My mouth opened in exclamation. He laid one placating hand on my shoulder while the other dipped into the dark folds of his robe. From his vestments he took a small golden pyramid that he affixed to the air above his open palm. The pyramid began to spin followed by a flash of light so bright that I was forced, momentarily, to recoil. His face, when at last arranged, was strange but handsome. His eyes were predatory, jade with flecks and gradations indicative of depth. They gave away nothing of his content but spoke of a steady, insatiate hunger. The sclera of his eye was totally black. His mouth was ambivalent, a straight, unaffected line in a color richer and deeper than his skin tone.
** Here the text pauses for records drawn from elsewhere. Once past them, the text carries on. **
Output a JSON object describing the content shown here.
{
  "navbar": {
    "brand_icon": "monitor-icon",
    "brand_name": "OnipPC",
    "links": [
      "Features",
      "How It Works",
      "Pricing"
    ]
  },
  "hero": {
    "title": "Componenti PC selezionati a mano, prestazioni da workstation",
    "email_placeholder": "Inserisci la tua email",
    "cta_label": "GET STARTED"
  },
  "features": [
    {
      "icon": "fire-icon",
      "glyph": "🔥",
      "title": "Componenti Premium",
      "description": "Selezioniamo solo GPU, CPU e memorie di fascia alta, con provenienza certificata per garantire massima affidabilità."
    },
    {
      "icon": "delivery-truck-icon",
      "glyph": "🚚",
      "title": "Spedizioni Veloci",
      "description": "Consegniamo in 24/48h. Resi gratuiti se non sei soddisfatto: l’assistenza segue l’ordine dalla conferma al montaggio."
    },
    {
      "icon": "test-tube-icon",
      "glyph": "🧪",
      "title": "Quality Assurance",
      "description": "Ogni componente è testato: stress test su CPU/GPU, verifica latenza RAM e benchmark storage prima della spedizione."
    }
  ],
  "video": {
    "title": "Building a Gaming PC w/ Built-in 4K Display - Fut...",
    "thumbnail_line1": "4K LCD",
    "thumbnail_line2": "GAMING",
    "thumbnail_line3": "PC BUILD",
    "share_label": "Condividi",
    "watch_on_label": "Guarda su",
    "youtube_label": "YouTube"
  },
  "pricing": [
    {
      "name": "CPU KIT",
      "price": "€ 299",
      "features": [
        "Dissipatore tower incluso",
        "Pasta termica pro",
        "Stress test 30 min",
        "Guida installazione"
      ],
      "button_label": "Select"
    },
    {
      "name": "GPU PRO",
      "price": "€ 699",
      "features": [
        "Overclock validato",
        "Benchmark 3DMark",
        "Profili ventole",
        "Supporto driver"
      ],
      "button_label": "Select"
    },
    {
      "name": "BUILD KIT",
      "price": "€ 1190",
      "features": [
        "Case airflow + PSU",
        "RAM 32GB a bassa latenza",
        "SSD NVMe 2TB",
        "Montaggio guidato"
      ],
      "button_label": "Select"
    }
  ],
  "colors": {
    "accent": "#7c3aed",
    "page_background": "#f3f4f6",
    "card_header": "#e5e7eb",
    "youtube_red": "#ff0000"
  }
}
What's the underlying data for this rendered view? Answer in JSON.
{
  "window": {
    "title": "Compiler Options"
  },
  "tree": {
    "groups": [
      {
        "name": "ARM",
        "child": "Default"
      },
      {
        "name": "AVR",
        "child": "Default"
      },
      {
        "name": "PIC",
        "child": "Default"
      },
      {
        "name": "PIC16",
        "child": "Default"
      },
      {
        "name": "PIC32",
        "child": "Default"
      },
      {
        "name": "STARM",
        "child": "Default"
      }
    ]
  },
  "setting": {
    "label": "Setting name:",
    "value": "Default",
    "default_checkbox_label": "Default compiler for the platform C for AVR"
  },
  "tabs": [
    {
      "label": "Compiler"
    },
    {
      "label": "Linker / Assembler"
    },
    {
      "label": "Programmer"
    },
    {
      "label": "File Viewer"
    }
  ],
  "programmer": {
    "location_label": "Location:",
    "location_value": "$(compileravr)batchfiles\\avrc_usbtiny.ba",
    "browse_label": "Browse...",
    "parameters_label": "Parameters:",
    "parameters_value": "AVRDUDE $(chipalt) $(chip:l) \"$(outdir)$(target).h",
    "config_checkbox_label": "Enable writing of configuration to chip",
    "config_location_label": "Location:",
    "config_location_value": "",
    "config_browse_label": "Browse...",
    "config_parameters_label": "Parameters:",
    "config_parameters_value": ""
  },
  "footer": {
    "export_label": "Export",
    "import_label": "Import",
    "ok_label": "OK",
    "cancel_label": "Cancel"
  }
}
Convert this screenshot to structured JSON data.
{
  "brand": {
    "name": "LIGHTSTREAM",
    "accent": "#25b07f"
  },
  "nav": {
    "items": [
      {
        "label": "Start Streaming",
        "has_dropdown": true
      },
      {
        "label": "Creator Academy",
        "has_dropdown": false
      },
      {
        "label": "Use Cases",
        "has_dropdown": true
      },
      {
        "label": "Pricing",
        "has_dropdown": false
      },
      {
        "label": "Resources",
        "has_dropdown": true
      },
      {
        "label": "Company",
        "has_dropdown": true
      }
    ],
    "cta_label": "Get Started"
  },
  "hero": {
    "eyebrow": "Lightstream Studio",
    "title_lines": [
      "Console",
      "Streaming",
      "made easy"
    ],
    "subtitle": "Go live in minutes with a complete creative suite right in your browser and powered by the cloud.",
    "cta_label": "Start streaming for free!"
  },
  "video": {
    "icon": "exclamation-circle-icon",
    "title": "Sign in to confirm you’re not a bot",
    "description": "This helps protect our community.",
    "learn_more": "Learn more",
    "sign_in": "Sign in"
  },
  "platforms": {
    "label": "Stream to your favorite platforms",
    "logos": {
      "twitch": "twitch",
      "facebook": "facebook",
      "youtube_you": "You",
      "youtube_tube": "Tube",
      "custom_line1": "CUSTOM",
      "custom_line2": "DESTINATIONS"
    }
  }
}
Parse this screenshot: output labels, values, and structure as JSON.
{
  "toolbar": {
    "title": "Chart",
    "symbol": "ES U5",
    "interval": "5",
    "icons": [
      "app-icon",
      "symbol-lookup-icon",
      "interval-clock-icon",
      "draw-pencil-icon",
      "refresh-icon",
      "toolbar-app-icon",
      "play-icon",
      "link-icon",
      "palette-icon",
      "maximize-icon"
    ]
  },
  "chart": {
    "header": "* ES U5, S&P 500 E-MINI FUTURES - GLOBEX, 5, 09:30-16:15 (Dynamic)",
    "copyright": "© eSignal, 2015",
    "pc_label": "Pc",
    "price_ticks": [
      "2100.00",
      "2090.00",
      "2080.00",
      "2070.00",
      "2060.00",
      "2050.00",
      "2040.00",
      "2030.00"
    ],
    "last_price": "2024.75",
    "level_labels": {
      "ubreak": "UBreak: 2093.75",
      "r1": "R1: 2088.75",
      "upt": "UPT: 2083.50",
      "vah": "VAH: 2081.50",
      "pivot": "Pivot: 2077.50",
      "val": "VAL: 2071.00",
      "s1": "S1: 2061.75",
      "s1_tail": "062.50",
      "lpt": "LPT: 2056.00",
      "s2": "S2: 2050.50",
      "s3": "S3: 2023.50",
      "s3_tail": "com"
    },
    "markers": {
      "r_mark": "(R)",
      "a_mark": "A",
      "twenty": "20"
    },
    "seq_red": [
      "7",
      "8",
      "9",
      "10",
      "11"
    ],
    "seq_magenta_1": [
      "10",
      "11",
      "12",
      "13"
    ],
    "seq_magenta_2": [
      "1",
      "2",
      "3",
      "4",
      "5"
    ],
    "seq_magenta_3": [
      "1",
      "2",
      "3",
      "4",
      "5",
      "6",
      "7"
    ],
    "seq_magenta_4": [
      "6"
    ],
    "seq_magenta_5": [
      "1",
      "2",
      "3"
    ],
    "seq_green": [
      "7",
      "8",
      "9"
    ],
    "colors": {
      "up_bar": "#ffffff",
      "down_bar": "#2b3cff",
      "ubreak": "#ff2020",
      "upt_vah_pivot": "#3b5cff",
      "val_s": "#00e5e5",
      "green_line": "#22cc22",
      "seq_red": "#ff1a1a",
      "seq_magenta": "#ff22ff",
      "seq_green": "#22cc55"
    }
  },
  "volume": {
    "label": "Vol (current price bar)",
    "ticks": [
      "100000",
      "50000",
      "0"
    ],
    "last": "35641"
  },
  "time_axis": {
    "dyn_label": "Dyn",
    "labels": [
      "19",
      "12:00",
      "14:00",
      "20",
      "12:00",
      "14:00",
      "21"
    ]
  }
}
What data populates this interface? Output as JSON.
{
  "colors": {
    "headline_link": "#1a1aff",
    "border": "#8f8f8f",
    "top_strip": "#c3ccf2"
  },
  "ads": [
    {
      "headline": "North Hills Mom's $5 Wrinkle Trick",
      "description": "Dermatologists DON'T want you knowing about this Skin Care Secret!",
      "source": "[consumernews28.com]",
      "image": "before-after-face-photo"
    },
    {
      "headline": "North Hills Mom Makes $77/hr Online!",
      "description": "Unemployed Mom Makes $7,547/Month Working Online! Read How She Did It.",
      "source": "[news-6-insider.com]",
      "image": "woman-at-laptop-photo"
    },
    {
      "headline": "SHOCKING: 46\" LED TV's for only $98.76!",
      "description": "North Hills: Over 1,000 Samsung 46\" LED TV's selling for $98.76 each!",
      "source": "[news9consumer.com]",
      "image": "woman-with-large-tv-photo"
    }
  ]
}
His lips appeared soft but the pointed canines behind them gave me pause.
“I am….” His name was not a word but a sensation in the back of the skull, that was simultaneously soothing and shuddersome. I slapped the back of my neck vigorously trying to dislodge it. He sighed.
“What do you want?!” I interrupted hoping to avoid a repetition of that dreadful and disorienting appellation. “I’ll start with your name.” His voice was too deep, excavated from some unspeakable abyss either internal or external I knew not which. He seemed more perplexed by my apparent stupidity than angry. “I’m Anonymous.” I answered abrasively wondering if he’d catch the deception. “Anonymous huh?” His tone was just sarcastic enough to suggest that he understood my slight. “In that case you may call me Incognito.” I nearly choked on my own spit. Was he trying to make a joke? I looked at his mouth but the tilt of his lips was subtle at best.
“To answer your question Anon. I am here for you.”